━━━ Supplied records
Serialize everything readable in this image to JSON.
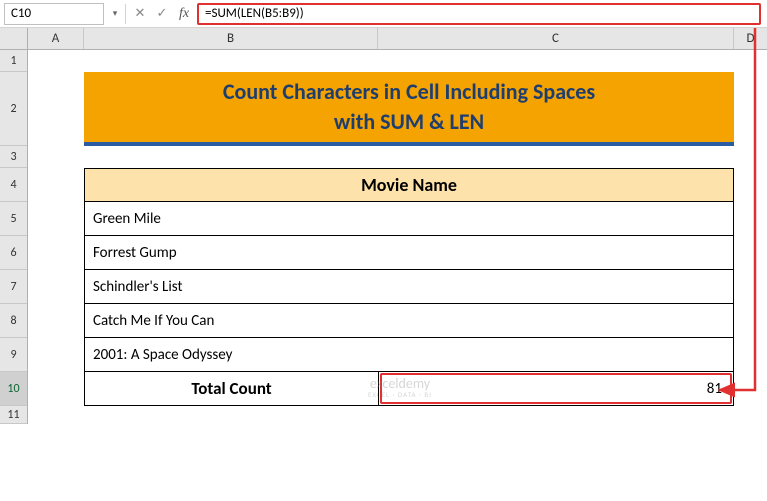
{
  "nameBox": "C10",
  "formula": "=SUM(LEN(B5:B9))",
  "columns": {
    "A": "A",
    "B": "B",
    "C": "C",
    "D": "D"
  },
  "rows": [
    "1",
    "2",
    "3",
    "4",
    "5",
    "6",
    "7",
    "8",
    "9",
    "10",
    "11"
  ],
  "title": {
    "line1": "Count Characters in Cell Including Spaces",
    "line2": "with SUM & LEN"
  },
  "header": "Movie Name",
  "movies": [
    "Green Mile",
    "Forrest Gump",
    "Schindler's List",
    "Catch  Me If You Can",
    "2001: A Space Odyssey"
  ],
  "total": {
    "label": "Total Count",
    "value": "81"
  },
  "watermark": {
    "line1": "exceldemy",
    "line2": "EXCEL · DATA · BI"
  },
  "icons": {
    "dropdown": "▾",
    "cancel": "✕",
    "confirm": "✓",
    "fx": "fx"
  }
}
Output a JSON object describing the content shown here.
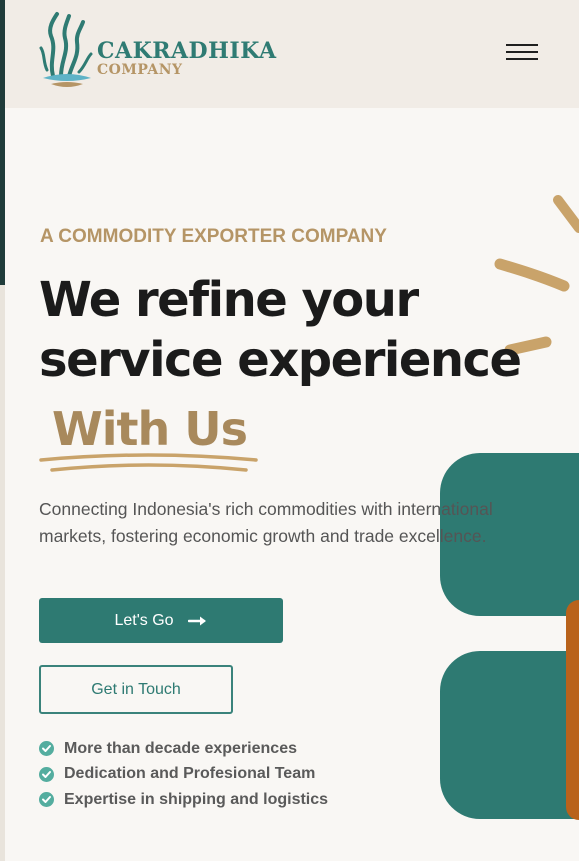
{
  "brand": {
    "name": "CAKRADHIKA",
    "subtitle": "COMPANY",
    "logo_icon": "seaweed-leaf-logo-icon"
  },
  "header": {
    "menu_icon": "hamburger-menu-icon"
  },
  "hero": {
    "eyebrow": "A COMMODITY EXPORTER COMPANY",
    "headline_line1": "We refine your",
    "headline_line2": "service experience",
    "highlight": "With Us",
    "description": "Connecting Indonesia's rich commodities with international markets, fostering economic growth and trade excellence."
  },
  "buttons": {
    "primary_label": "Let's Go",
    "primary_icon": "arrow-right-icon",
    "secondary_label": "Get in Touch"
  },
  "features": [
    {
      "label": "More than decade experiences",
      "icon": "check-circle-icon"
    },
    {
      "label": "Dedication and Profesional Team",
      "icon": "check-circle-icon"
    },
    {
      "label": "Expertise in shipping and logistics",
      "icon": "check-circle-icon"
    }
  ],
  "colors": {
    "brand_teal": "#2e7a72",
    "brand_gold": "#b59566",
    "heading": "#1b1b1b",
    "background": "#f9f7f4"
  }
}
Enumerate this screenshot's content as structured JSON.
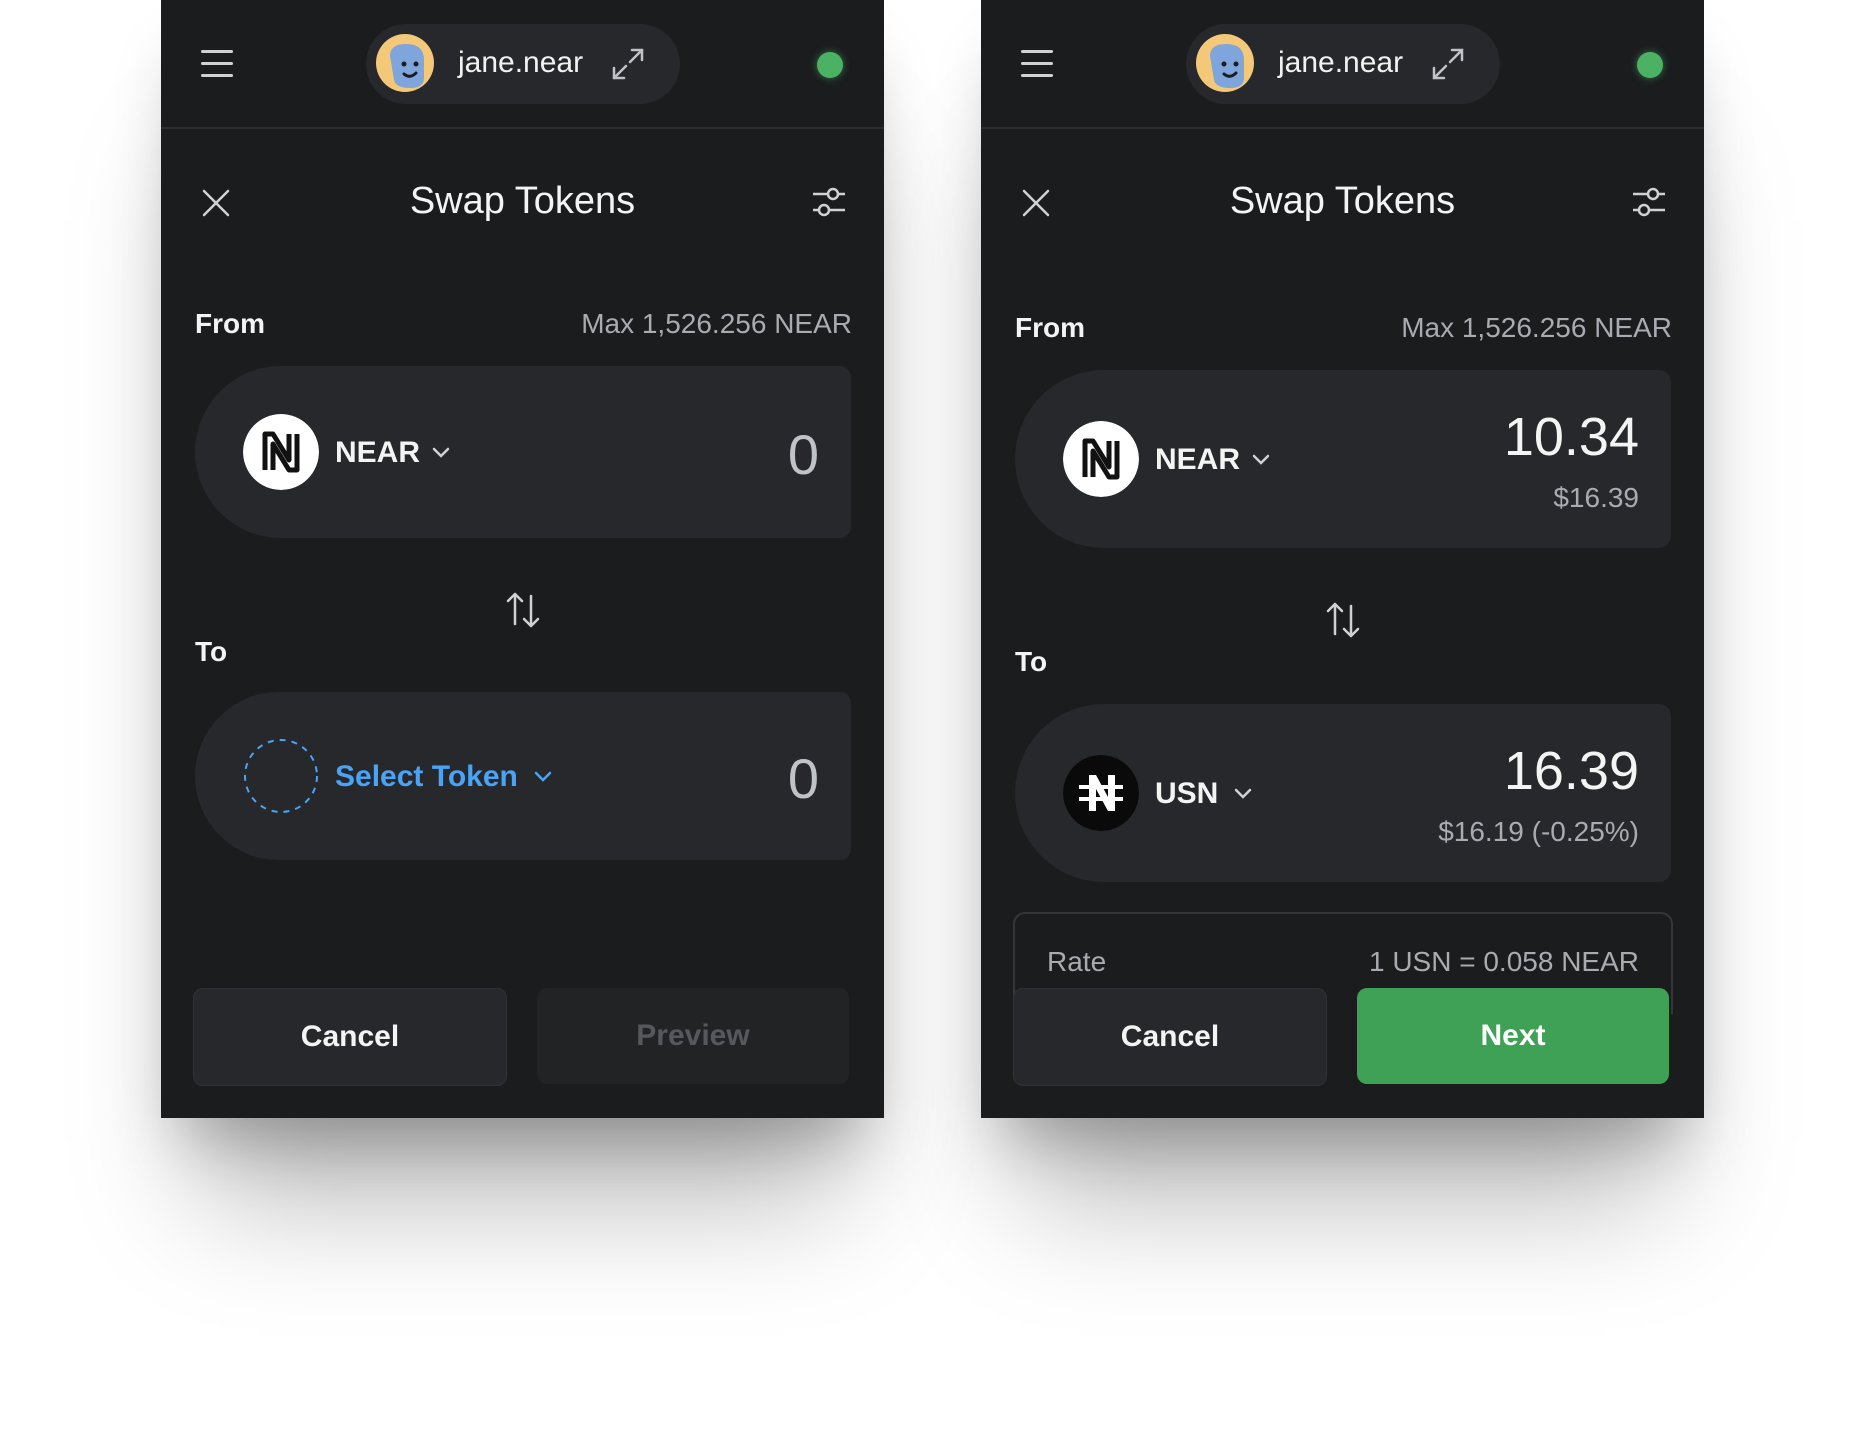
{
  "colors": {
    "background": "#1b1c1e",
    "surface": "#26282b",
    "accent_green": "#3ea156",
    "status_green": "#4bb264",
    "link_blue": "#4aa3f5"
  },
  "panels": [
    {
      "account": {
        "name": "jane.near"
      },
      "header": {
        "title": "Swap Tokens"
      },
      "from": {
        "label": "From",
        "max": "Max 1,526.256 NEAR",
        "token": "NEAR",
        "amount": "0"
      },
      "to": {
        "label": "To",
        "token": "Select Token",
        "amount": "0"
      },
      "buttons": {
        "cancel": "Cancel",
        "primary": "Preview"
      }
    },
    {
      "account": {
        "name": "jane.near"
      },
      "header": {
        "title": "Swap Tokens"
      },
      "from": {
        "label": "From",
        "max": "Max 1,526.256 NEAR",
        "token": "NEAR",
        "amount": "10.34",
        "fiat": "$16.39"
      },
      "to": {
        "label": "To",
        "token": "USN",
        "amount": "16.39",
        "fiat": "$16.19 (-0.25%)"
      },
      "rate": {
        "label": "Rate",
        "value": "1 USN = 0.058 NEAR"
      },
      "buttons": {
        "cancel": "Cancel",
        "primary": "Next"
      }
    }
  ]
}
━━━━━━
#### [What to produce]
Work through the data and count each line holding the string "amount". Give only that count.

#### [Task response]
4